Ready to foray into picking car locks? To do so you’ll need the right tools. The tools for auto lockpicking are pretty diverse. There are many things to consider before purchasing. First, you’ll need to take your current skill level into account. And remember, follow the rules of lockpicking and steer clear from illegal activity.
About Car Locks
Car locks consist of two categories mostly: car door lock cylinders and trunk locks. Car ignition cylinders aren’t picked often due to electronic lock protocols that protect the lock. Exterior car locks aren’t usually as secure as this. The most common styles of locks on cars are wafer locks and slider locks. These locks cannot be bumped, which is why lock bumping does not work on cars. Quality is almost always sacrificed for quantity with car locks. There are just so many cars being mass-produced 24/7. Car security usually relies on electronic features like alarms.
What Are You Picking?
Before you try your hand at picking a car lock, you’ll need to know what kind of lock you’re picking. This will give you a better sense of how to proceed.
Wafer locks have internal mechanisms that either need to be depressed or elevated in order for them to open. This is a very popular type of door lock. This is pretty much the go-to cylinder for most mid-priced model cars.
Slider keys are used on cars that utilize keyless entry fobs but still feature traditional lock cylinders. The key has a rectangular shape, perfect for sliding into the key fob or remote. These keys are concealed easier and found more often with higher-end and luxury car models.
Disk Detainers Locks
Disk detainer locks are a rare sight on cars. They were once integrated on Ford cars, but are now a staple choice for the Jaguar brand. The key profile for disk detainer locks on cars is different than the ones used in padlocks and on house doors.
Pin Tumbler Locks
Old classic cars have a traditional pin and tumbler lock system, and the keys resemble single wafer car lock keys. It’s rare to see this lock system in use as wafer lock technology quickly took over early in the history of auto assembly.
What Is Your Skill Level?
Determining your skill level is the first step you need to take before you begin picking locks. What skill level do you aspire towards? Some lock picking information and resources are only available to certified locksmiths, so take this into consideration when you decide how to proceed.
Professional vs. Hobbyist
A hobbyist enjoys lock picking for the sport of it. They have no problem taking the time to figure out a lock while enjoying the process. Professionals, on the other hand, are often looking for fast, consistent and dependable results when lock picking.
Professionals should look for toolsets with key profile picks that come in a variety of styles. You can buy sets that come with profiles for each car manufacturer. A professional should also consider investing in a decoder tool. Decoder picks can be used to figure out the depths used to cut a key.
A hobbyist is free to explore and learn about whatever form of lock picking they desire. This means you can choose whatever auto lock pick set fits your fancy. Feel free to take your time learning about different lock cylinders, as well as single pin picking (SPP) techniques.
What You Need In Your First Auto Lock Pick Set
There are some basic lock picking tools that every beginner could benefit from having.
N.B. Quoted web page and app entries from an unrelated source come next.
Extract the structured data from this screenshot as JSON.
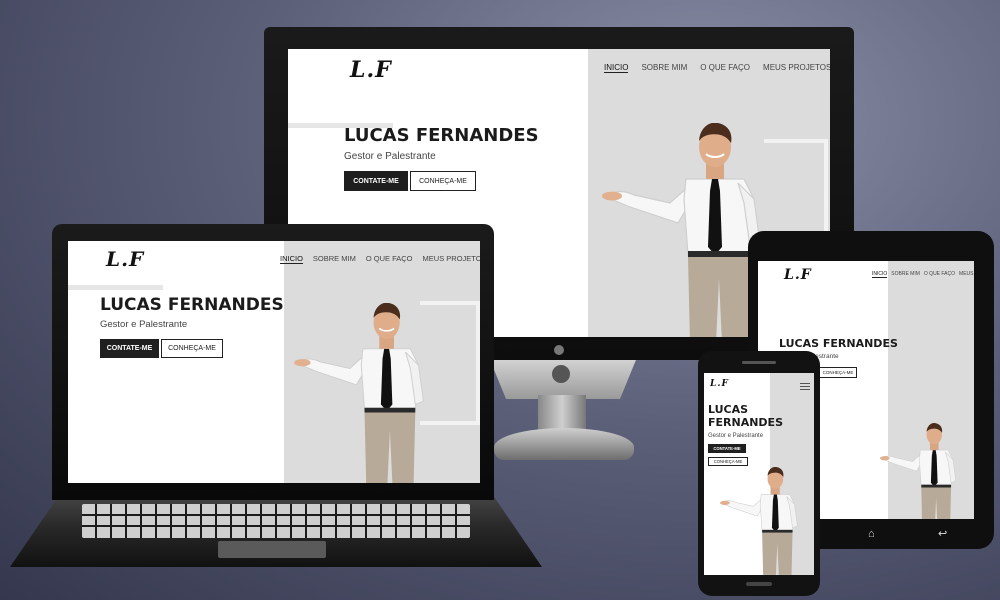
{
  "site": {
    "logo": "L.F",
    "nav": [
      "INICIO",
      "SOBRE MIM",
      "O QUE FAÇO",
      "MEUS PROJETOS"
    ],
    "name": "LUCAS FERNANDES",
    "name_line1": "LUCAS",
    "name_line2": "FERNANDES",
    "subtitle": "Gestor e Palestrante",
    "cta_primary": "CONTATE-ME",
    "cta_secondary": "CONHEÇA-ME"
  },
  "colors": {
    "background": "#4b4f66",
    "hero_panel": "#dcdcdc",
    "button_dark": "#1f1f1f",
    "shirt": "#ffffff",
    "tie": "#111111",
    "pants": "#b8aa98"
  },
  "icons": [
    "menu-icon",
    "home-icon",
    "back-icon"
  ]
}
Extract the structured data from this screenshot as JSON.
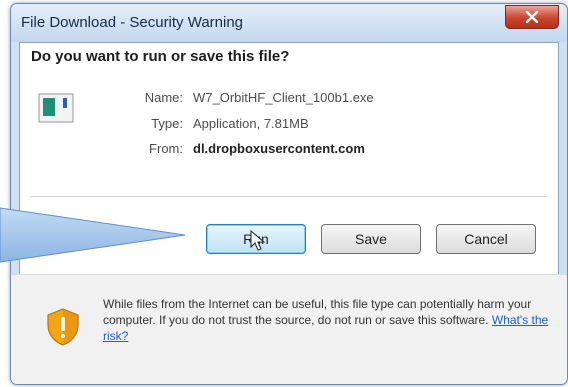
{
  "dialog": {
    "title": "File Download - Security Warning",
    "question": "Do you want to run or save this file?",
    "fields": {
      "name_label": "Name:",
      "name_value": "W7_OrbitHF_Client_100b1.exe",
      "type_label": "Type:",
      "type_value": "Application, 7.81MB",
      "from_label": "From:",
      "from_value": "dl.dropboxusercontent.com"
    },
    "buttons": {
      "run": "Run",
      "save": "Save",
      "cancel": "Cancel"
    },
    "warning": {
      "text": "While files from the Internet can be useful, this file type can potentially harm your computer. If you do not trust the source, do not run or save this software.",
      "link": "What's the risk?"
    }
  },
  "icons": {
    "close": "close-icon",
    "file": "application-file-icon",
    "shield": "security-shield-icon",
    "pointer": "mouse-pointer-icon",
    "callout": "callout-arrow"
  },
  "colors": {
    "window_frame": "#cfe0f1",
    "close_button": "#c8452f",
    "default_button": "#bfe2f7",
    "callout_arrow": "#9fc3ea",
    "link": "#1f5fbf"
  }
}
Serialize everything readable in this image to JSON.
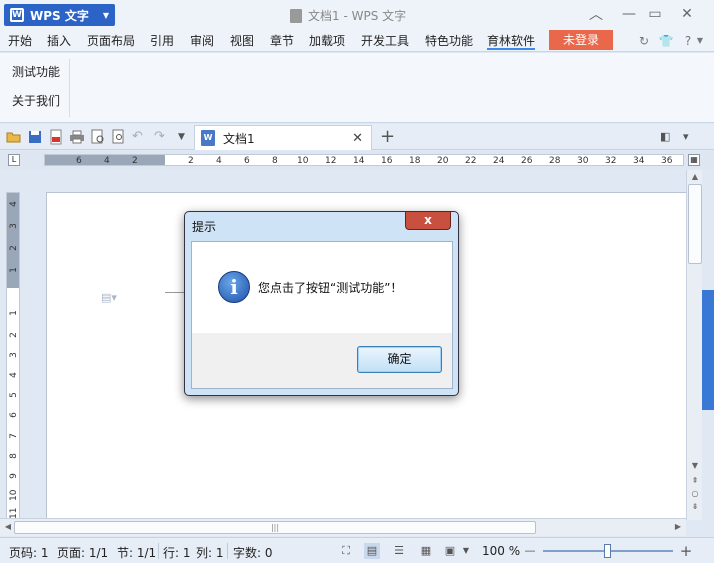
{
  "app": {
    "logo_letter": "W",
    "name": "WPS 文字",
    "window_title": "文档1 - WPS 文字"
  },
  "menu": {
    "items": [
      "开始",
      "插入",
      "页面布局",
      "引用",
      "审阅",
      "视图",
      "章节",
      "加载项",
      "开发工具",
      "特色功能",
      "育林软件"
    ],
    "active": "育林软件",
    "login": "未登录",
    "help": "?"
  },
  "ribbon": {
    "items": [
      "测试功能",
      "关于我们"
    ]
  },
  "tabs": {
    "doc_tab": "文档1",
    "doc_icon": "W"
  },
  "ruler": {
    "h_ticks": [
      "6",
      "4",
      "2",
      "2",
      "4",
      "6",
      "8",
      "10",
      "12",
      "14",
      "16",
      "18",
      "20",
      "22",
      "24",
      "26",
      "28",
      "30",
      "32",
      "34",
      "36"
    ],
    "v_ticks": [
      "4",
      "3",
      "2",
      "1",
      "1",
      "2",
      "3",
      "4",
      "5",
      "6",
      "7",
      "8",
      "9",
      "10",
      "11"
    ],
    "corner_mark": "L"
  },
  "dialog": {
    "title": "提示",
    "message": "您点击了按钮“测试功能”！",
    "ok": "确定",
    "close": "x"
  },
  "status": {
    "page_no": "页码: 1",
    "pages": "页面: 1/1",
    "section": "节: 1/1",
    "row": "行: 1",
    "col": "列: 1",
    "words": "字数: 0",
    "zoom": "100 %",
    "zoom_level": 0.5
  },
  "colors": {
    "app_button": "#2b63c6",
    "login_button": "#e9674a",
    "accent": "#3c8ce7"
  },
  "icons": [
    "open-icon",
    "save-icon",
    "pdf-icon",
    "print-icon",
    "print-preview-icon",
    "undo-icon",
    "redo-icon",
    "info-icon",
    "close-icon",
    "minimize-icon",
    "maximize-icon",
    "skin-icon",
    "refresh-icon"
  ]
}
You may not need all of them, but they’re good to have around. A professional on the other hand should be well versed with every single one of these tools and their functions.
1. Single Pin Picks
Single pin picks are your most versatile lock-picking companion. Using one, you can move each component of the lock separately. For automotive picking, a standard hook is a great tool to have, as it can manipulate wafer locks and slider locks. Even the rare automotive pin and tumbler lock will accessible.
Carlock decoders are popularly used for wafer locks and car disk detainers. Decoders are picking tools that are easy to understand, and great for teaching about the insides of an automotive lock. Even under professional pressure, a decoder can make quick work of an automotive lock.
3. Key Profile Picks
There are a few different types of key profile picks. Jiggle keys are popular and are also known as auto jigglers, among other names. These keys will work on some car wafer locks, as well as bypassing basic motorcycle security. Jiggle keys can be used to start a vehicle, but they can damage the lock easily in the process. Rocker picks have an even wider variety of profiles than jiggle keys. Rockers are made of thicker material and don’t always require the use of an additional tensioning tool. Tryout keys are another choice, but they are simply keys rather than a specialized tool. You just insert a tryout key into the lock and turn. If it doesn’t work you cycle through every other tryout key until something gives.
4. Tension Tools
Some tensioning tools are made specifically for car locks. Tensioning tools are not always used to pick car locks. Their use is optional with key profile picks like rockers and jugglers. When doing single pin picking, the use of a tension tool can help preserve your picks longevity. Decoder tools don’t require the use of a tension tool for the most part. As for tension wrenches, any wrench can do the job – it doesn’t need to be an automotive tension wrench specifically. The tool just needs some grip and the girth necessary to fit in a car lock’s wider keyway.
When you learn more about car locks and how they work, you’re better equipped to come picking time. There still is more to take into consideration though. Your overall skill level regarding lock picking will determine which car locks you should start out with. Whether you want automotive picking to be a profession or a hobby will determine where you start and end up in this field.